Organic agroecology as a way of life

At the height of the COVID-19 pandemic, we usually see posts on social media of plantitas and plantitos who have found a new hobby of planting and organic farming. These, as they say, are the things that that the quarantine has done to many of us. However, this new-found hobby for some has been a way of life for the Lumad.

“The practices behind organic farming take time and a lot of effort; and because it is a trial and error process, it also comes with a lot of heartaches. It’s really not easy and sometimes, it keeps me up at night. That is why I really salute our farmers and Lumad students because this is something that they’re very good at,” actress and organic farming-enthusiast Mylene Dizon said.

In CTCSM, organic agrocecology is part of their curriculum. The aim of the agriculture program in their school is to center agrocecology as part of the students’ lives. The school aims to help others learn about food security and have the skills to feed themselves and their communities.

“The agroecology practice of the Lumad students of CTCSM is a great example of the type of learning that should also be incorporated in the general education subjects in universities like UP. The deeper understanding of the flora and fauna should be applied in all degree programs,” former UP Diliman Chancellor Michael Tan said.

Lumad schools as expressions of identity and rights

To the Lumad students, preserving their school is as important as protecting their land and culture. Their ancestral lands are extensions of their identities. Without these, they believe they are nothing. This is why the defense of their right to land and right to education will always be intertwined.

“I am witness to the unity among our tribe in the face of abuse from other people who exploit our people’s lack of education. Our ancestral domain was claimed by DMCI 31 years ago who thought we would not resist and fight back because most of our elders were illiterate and could not even write. But until today, we continue to take steps to reclaim our entire ancestral domain,” a 16-year old CTCSM T’Boli student stated in the book.
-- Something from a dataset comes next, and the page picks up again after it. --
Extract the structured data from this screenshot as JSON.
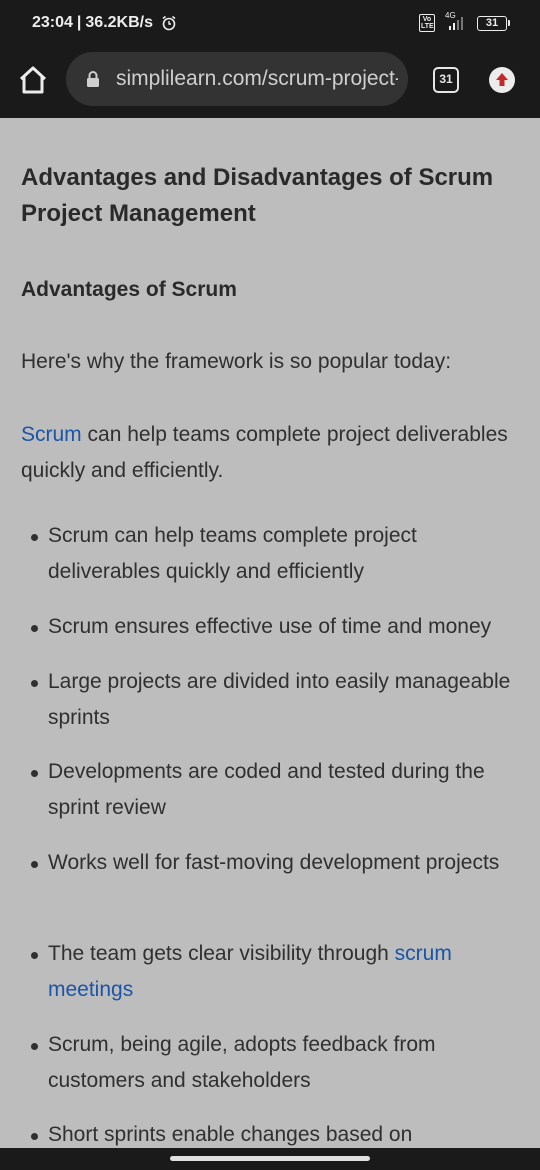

Indeed, their land is witness to those years-long destruction, both natural and man-made. The Lumad students of today carry with them the accounts of their ancestors and tribal leaders who fought and died for their land. Stories of destruction that are worse than the typhoons, their communities have long been targets of environmental plunder by large mining companies and battlegrounds for military aggression.

“We continue to do things like these because we have to. There is no choice. You cannot sit in a nice house with air-conditioning and come up and see this book ‘Scent of Rain, Sun, and Soil’ and stay indifferent”, artist and activist Bibeth Orteza said as she recited a piece from the book.

Orteza also stressed how the poetry pieces in the book were written in a very simple English, reflective of how the Lumad put greater value on sending their message across to the wider audience.

“The book doesn’t present as great international level writing for the Pulitzer, but it speaks to the heart. You have the story of the college student, you have young people explaining organic agroecology. So easy to understand, so easy to make you involved,” Orteza added.

Collective voice of struggle

The book “Scent of Rain, Sun, and Soil” is not just a collection of agroecology stories of the CTCSM Lumad students and staff. It weaves the threads of their collective struggle for the right to land and life. Their excellent practice of organic farming has played a huge role in their day-to-day lives.

Though it is great that through these avenues, we are little by little equipped with better understanding of the things that really mean to our Lumad brothers and sisters, and the harsh realities they continue to face demand more from us. The Lumad are teaching us, by simply just fighting for their right to live, that we should arm ourselves with stronger solidarity.

“We are happy to let you know our stories and experiences when it comes to agroecology, but we hope that you could also immerse with us, and fight with us,” Bryan, a CTCSM Lumad student said. (

Share This Post